Take the 2-minute tour ×
Stack Overflow is a question and answer site for professional and enthusiast programmers. It's 100% free, no registration required.

Let's say I have a table and I want to insert a row. The new row's key may already match an existing row's key in the table, in which case I want to update the existing row. Or, it may not exist in the table, in which case the new row should be inserted.

What is the most efficient way to perform such an operation? I was thinking of first doing a SELECT (perhaps with EXISTS) to see if a particular key is present, followed by an UPDATE if present and an INSERT if not. You would probably need to keep an UPDLOCK and a HOLDLOCK for this combination of statements in order to avoid race conditions, as well. This seems overly complicated and inefficient.

I was wondering if there was a more efficient way to do this in SQL Server 2008R2.

share|improve this question

1 Answer 1

up vote 9 down vote accepted

SQL Server 2008 and newer have a MERGE statement which does exactly that.

See the MSDN Books Online docs on MERGE for details.

Basically, you need four things:

  • a source (table or view or inline SELECT statement)
  • a target
  • a JOIN condition that links the two
  • statements for cases when there's a MATCH (rows exists in both source and target), NOT MATCHED (when row doesn't exist in the target yet) and so forth

So you basically define something like:

MERGE (targettable) AS t
USING (sourcetable) AS s
ON (JOIN condition between s and t)
   UPDATE SET t.Col1 = s.Col1, t.Col2 = s.Col2 (etc.)
   INSERT(Col1, Col2, ..., ColN) VALUES(s.Col1, s.Col2, ......, s.ColN)

This is done as one statement and highly optimized by SQL Server.

share|improve this answer
Very good answer, +1 and accept... –  Michael Goldshteyn Nov 30 '11 at 4:05

Your Answer


By posting your answer, you agree to the privacy policy and terms of service.

Not the answer you're looking for?
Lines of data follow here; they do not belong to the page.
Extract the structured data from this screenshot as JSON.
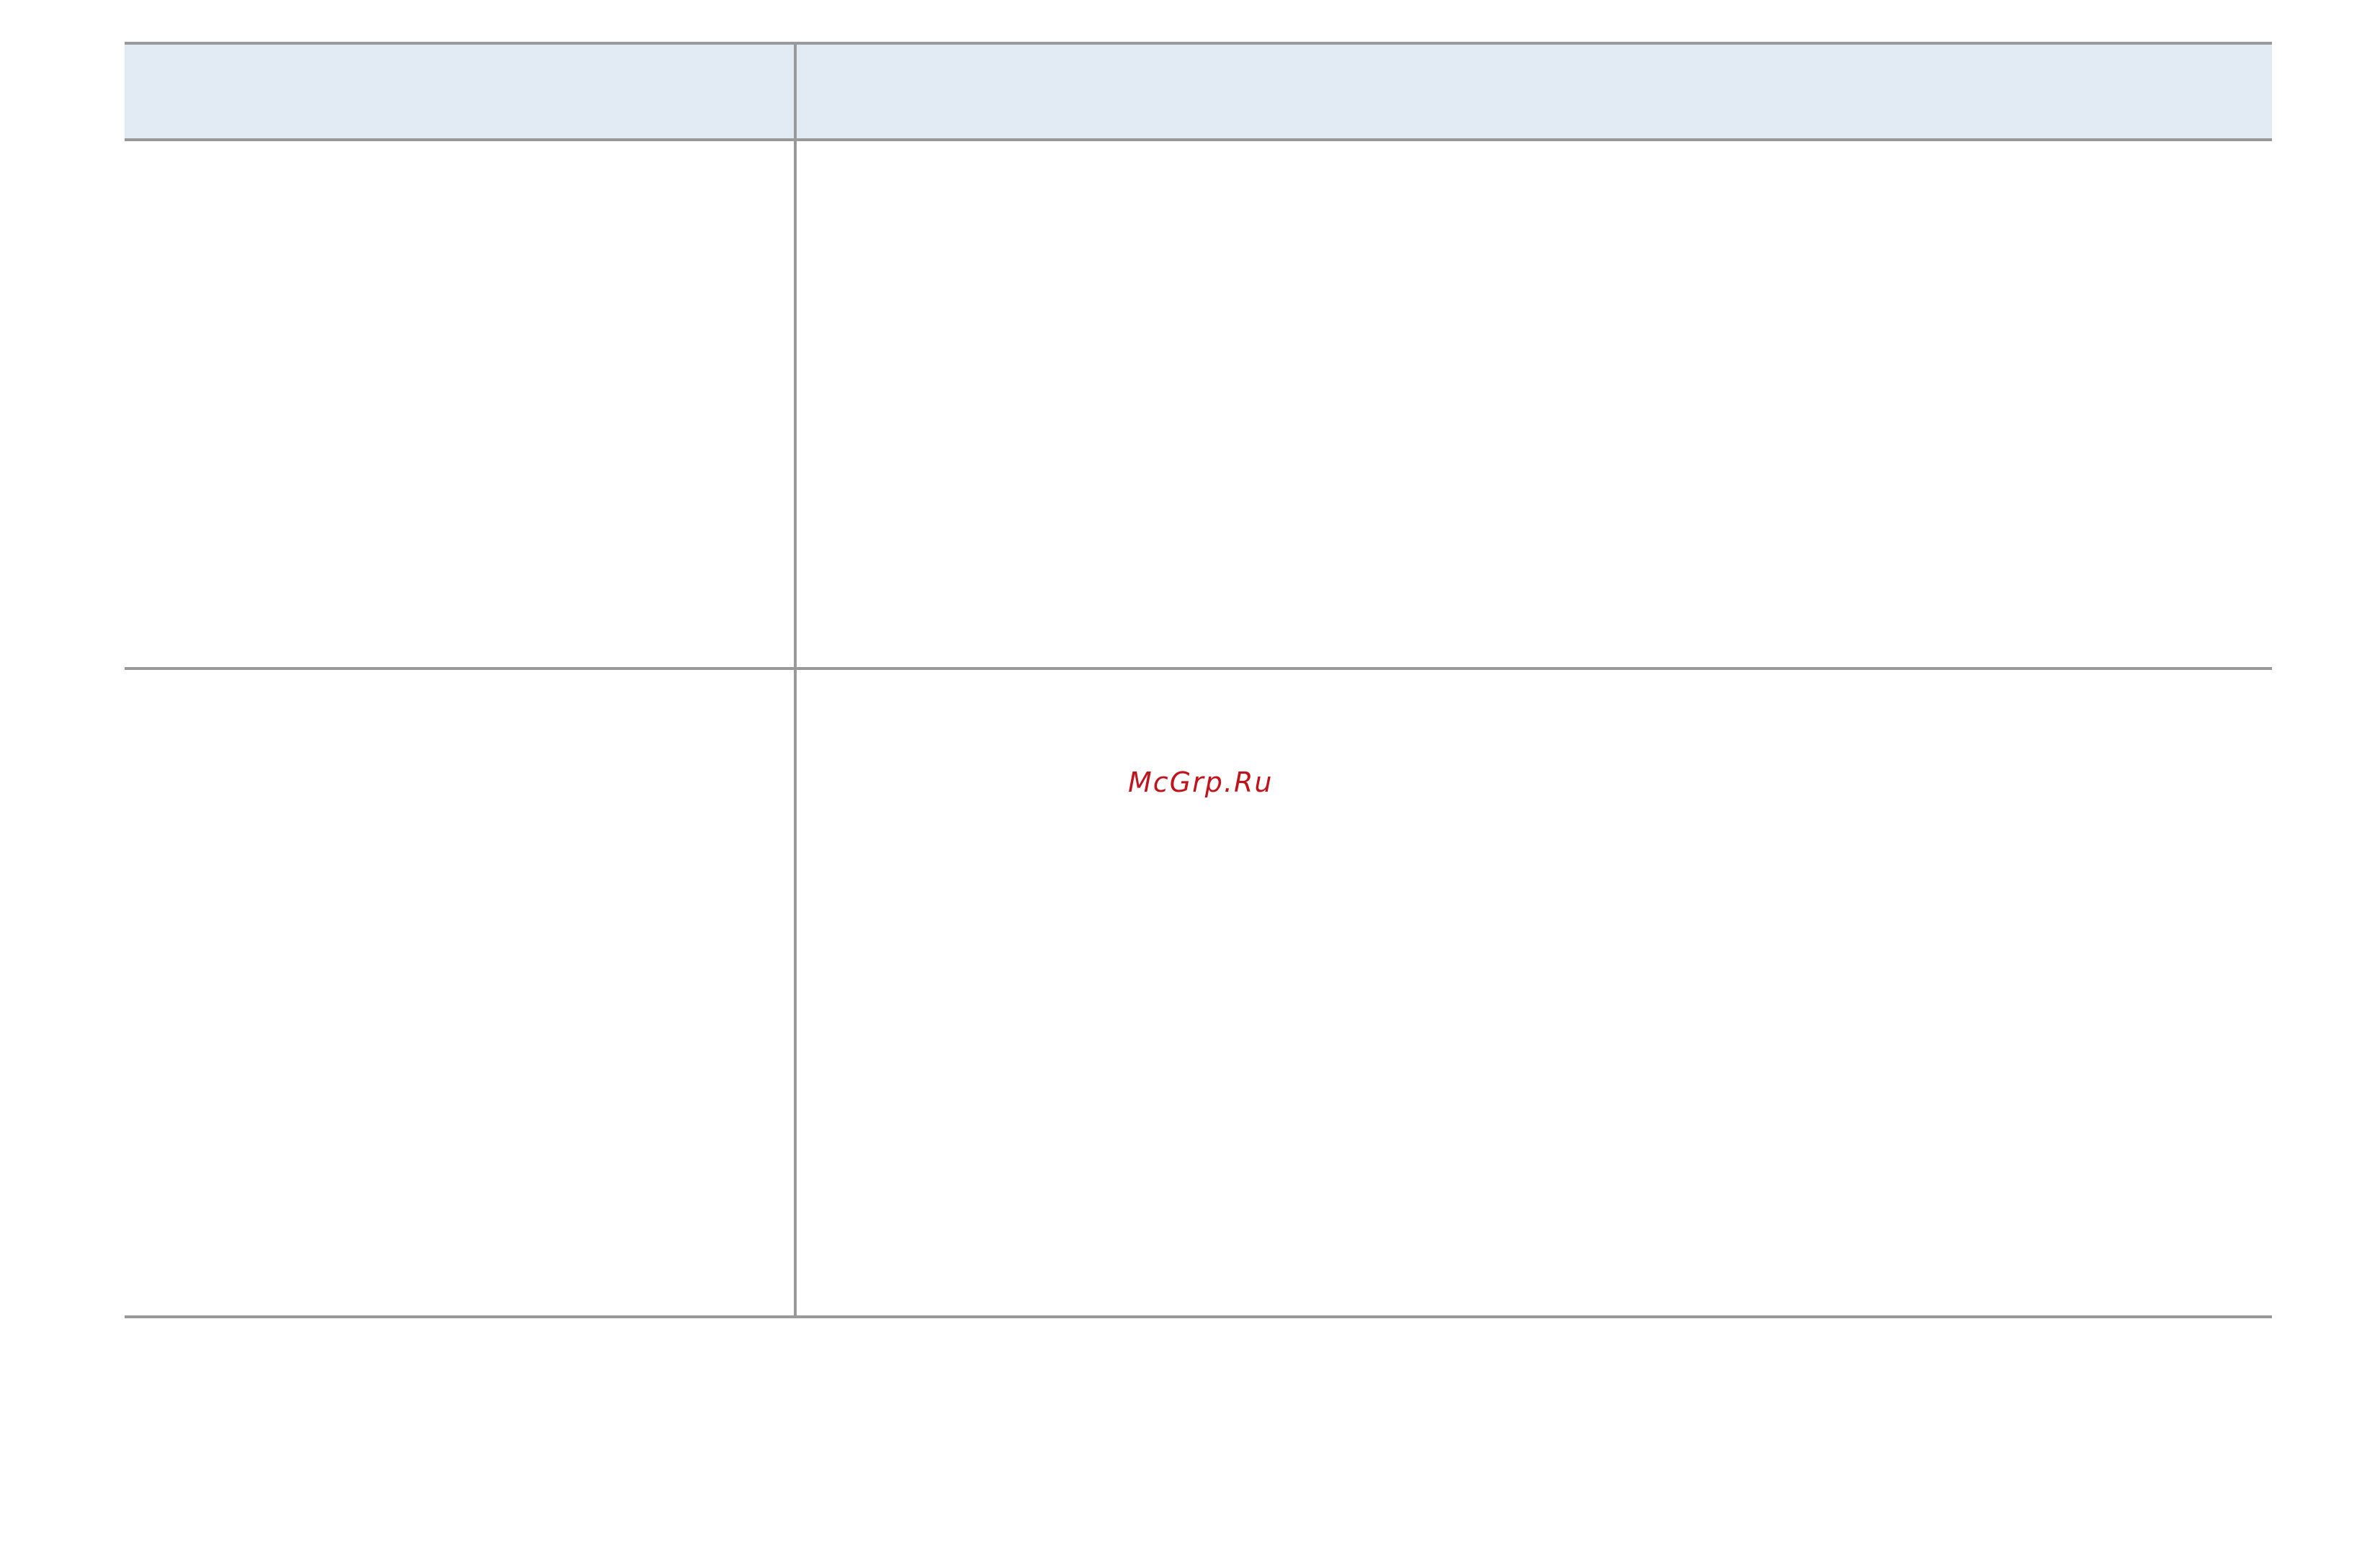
{
  "table": {
    "header": [
      "",
      ""
    ],
    "rows": [
      [
        "",
        ""
      ],
      [
        "",
        ""
      ]
    ]
  },
  "watermark": {
    "text": "McGrp.Ru",
    "color": "#c0141c"
  },
  "colors": {
    "header_background": "#e2ebf3",
    "rule": "#999999"
  }
}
Browse other questions tagged or ask your own question.